- Exercise material

-- -- --

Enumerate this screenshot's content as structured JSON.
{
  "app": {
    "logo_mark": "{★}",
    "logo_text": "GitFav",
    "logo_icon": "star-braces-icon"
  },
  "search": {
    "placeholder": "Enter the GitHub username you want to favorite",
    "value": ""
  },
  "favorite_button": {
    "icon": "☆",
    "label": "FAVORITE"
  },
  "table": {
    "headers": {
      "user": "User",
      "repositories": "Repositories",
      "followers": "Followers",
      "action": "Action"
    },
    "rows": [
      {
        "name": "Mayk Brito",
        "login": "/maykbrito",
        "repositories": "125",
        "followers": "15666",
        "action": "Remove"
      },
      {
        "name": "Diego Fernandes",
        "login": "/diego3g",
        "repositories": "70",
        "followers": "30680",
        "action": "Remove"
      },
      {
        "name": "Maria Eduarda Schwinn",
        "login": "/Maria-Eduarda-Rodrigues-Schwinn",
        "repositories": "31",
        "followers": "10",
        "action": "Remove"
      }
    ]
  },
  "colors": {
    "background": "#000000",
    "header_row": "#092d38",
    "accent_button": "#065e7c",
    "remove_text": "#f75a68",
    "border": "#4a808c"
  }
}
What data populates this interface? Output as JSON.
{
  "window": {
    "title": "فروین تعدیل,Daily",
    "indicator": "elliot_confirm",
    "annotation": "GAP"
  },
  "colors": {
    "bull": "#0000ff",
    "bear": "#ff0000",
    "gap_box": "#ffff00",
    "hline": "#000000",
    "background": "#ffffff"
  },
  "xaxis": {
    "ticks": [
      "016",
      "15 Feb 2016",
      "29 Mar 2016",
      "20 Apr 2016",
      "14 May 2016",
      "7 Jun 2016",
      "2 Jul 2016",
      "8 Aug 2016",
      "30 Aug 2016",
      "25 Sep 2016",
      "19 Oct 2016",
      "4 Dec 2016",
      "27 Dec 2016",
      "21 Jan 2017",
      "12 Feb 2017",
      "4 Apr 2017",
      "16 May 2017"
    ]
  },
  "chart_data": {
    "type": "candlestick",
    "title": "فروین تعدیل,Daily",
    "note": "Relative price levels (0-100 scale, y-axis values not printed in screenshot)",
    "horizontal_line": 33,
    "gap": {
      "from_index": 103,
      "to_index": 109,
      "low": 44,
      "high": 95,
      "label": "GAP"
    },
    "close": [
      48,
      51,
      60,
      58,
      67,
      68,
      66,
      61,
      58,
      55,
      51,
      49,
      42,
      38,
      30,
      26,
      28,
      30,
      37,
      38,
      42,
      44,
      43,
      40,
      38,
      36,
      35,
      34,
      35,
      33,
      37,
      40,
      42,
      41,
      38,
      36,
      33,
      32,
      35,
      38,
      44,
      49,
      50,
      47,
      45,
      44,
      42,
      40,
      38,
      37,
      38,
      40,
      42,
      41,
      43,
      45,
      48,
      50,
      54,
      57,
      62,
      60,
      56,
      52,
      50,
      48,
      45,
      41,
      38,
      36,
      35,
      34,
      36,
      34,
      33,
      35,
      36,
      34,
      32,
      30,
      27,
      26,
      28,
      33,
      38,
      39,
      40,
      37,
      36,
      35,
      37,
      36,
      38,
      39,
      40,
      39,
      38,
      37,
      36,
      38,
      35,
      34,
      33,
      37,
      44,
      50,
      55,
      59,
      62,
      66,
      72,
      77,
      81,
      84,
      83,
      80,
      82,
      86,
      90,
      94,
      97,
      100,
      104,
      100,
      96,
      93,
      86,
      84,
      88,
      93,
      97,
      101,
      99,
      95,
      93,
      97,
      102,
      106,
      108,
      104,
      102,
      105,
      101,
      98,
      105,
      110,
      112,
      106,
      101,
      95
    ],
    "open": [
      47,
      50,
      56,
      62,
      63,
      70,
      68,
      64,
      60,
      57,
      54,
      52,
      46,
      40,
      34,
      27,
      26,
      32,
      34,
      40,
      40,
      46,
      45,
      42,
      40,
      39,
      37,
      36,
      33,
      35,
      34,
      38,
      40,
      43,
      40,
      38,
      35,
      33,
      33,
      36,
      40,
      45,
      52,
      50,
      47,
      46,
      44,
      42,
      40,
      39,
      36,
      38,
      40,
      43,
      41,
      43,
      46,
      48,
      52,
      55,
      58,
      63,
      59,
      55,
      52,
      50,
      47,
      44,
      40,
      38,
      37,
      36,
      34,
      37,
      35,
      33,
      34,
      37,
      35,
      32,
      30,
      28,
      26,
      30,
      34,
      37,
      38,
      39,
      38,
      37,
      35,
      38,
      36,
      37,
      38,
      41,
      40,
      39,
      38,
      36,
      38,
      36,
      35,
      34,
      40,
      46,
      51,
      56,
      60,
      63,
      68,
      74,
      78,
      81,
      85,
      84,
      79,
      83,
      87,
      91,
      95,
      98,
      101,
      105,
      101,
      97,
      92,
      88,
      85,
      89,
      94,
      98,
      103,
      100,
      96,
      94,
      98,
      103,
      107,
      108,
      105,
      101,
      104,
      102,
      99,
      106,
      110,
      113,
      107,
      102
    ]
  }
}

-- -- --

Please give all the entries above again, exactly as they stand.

Enumerate this screenshot's content as structured JSON.
{
  "app": {
    "logo_mark": "{★}",
    "logo_text": "GitFav",
    "logo_icon": "star-braces-icon"
  },
  "search": {
    "placeholder": "Enter the GitHub username you want to favorite",
    "value": ""
  },
  "favorite_button": {
    "icon": "☆",
    "label": "FAVORITE"
  },
  "table": {
    "headers": {
      "user": "User",
      "repositories": "Repositories",
      "followers": "Followers",
      "action": "Action"
    },
    "rows": [
      {
        "name": "Mayk Brito",
        "login": "/maykbrito",
        "repositories": "125",
        "followers": "15666",
        "action": "Remove"
      },
      {
        "name": "Diego Fernandes",
        "login": "/diego3g",
        "repositories": "70",
        "followers": "30680",
        "action": "Remove"
      },
      {
        "name": "Maria Eduarda Schwinn",
        "login": "/Maria-Eduarda-Rodrigues-Schwinn",
        "repositories": "31",
        "followers": "10",
        "action": "Remove"
      }
    ]
  },
  "colors": {
    "background": "#000000",
    "header_row": "#092d38",
    "accent_button": "#065e7c",
    "remove_text": "#f75a68",
    "border": "#4a808c"
  }
}
What data populates this interface? Output as JSON.
{
  "window": {
    "title": "فروین تعدیل,Daily",
    "indicator": "elliot_confirm",
    "annotation": "GAP"
  },
  "colors": {
    "bull": "#0000ff",
    "bear": "#ff0000",
    "gap_box": "#ffff00",
    "hline": "#000000",
    "background": "#ffffff"
  },
  "xaxis": {
    "ticks": [
      "016",
      "15 Feb 2016",
      "29 Mar 2016",
      "20 Apr 2016",
      "14 May 2016",
      "7 Jun 2016",
      "2 Jul 2016",
      "8 Aug 2016",
      "30 Aug 2016",
      "25 Sep 2016",
      "19 Oct 2016",
      "4 Dec 2016",
      "27 Dec 2016",
      "21 Jan 2017",
      "12 Feb 2017",
      "4 Apr 2017",
      "16 May 2017"
    ]
  },
  "chart_data": {
    "type": "candlestick",
    "title": "فروین تعدیل,Daily",
    "note": "Relative price levels (0-100 scale, y-axis values not printed in screenshot)",
    "horizontal_line": 33,
    "gap": {
      "from_index": 103,
      "to_index": 109,
      "low": 44,
      "high": 95,
      "label": "GAP"
    },
    "close": [
      48,
      51,
      60,
      58,
      67,
      68,
      66,
      61,
      58,
      55,
      51,
      49,
      42,
      38,
      30,
      26,
      28,
      30,
      37,
      38,
      42,
      44,
      43,
      40,
      38,
      36,
      35,
      34,
      35,
      33,
      37,
      40,
      42,
      41,
      38,
      36,
      33,
      32,
      35,
      38,
      44,
      49,
      50,
      47,
      45,
      44,
      42,
      40,
      38,
      37,
      38,
      40,
      42,
      41,
      43,
      45,
      48,
      50,
      54,
      57,
      62,
      60,
      56,
      52,
      50,
      48,
      45,
      41,
      38,
      36,
      35,
      34,
      36,
      34,
      33,
      35,
      36,
      34,
      32,
      30,
      27,
      26,
      28,
      33,
      38,
      39,
      40,
      37,
      36,
      35,
      37,
      36,
      38,
      39,
      40,
      39,
      38,
      37,
      36,
      38,
      35,
      34,
      33,
      37,
      44,
      50,
      55,
      59,
      62,
      66,
      72,
      77,
      81,
      84,
      83,
      80,
      82,
      86,
      90,
      94,
      97,
      100,
      104,
      100,
      96,
      93,
      86,
      84,
      88,
      93,
      97,
      101,
      99,
      95,
      93,
      97,
      102,
      106,
      108,
      104,
      102,
      105,
      101,
      98,
      105,
      110,
      112,
      106,
      101,
      95
    ],
    "open": [
      47,
      50,
      56,
      62,
      63,
      70,
      68,
      64,
      60,
      57,
      54,
      52,
      46,
      40,
      34,
      27,
      26,
      32,
      34,
      40,
      40,
      46,
      45,
      42,
      40,
      39,
      37,
      36,
      33,
      35,
      34,
      38,
      40,
      43,
      40,
      38,
      35,
      33,
      33,
      36,
      40,
      45,
      52,
      50,
      47,
      46,
      44,
      42,
      40,
      39,
      36,
      38,
      40,
      43,
      41,
      43,
      46,
      48,
      52,
      55,
      58,
      63,
      59,
      55,
      52,
      50,
      47,
      44,
      40,
      38,
      37,
      36,
      34,
      37,
      35,
      33,
      34,
      37,
      35,
      32,
      30,
      28,
      26,
      30,
      34,
      37,
      38,
      39,
      38,
      37,
      35,
      38,
      36,
      37,
      38,
      41,
      40,
      39,
      38,
      36,
      38,
      36,
      35,
      34,
      40,
      46,
      51,
      56,
      60,
      63,
      68,
      74,
      78,
      81,
      85,
      84,
      79,
      83,
      87,
      91,
      95,
      98,
      101,
      105,
      101,
      97,
      92,
      88,
      85,
      89,
      94,
      98,
      103,
      100,
      96,
      94,
      98,
      103,
      107,
      108,
      105,
      101,
      104,
      102,
      99,
      106,
      110,
      113,
      107,
      102
    ]
  }
}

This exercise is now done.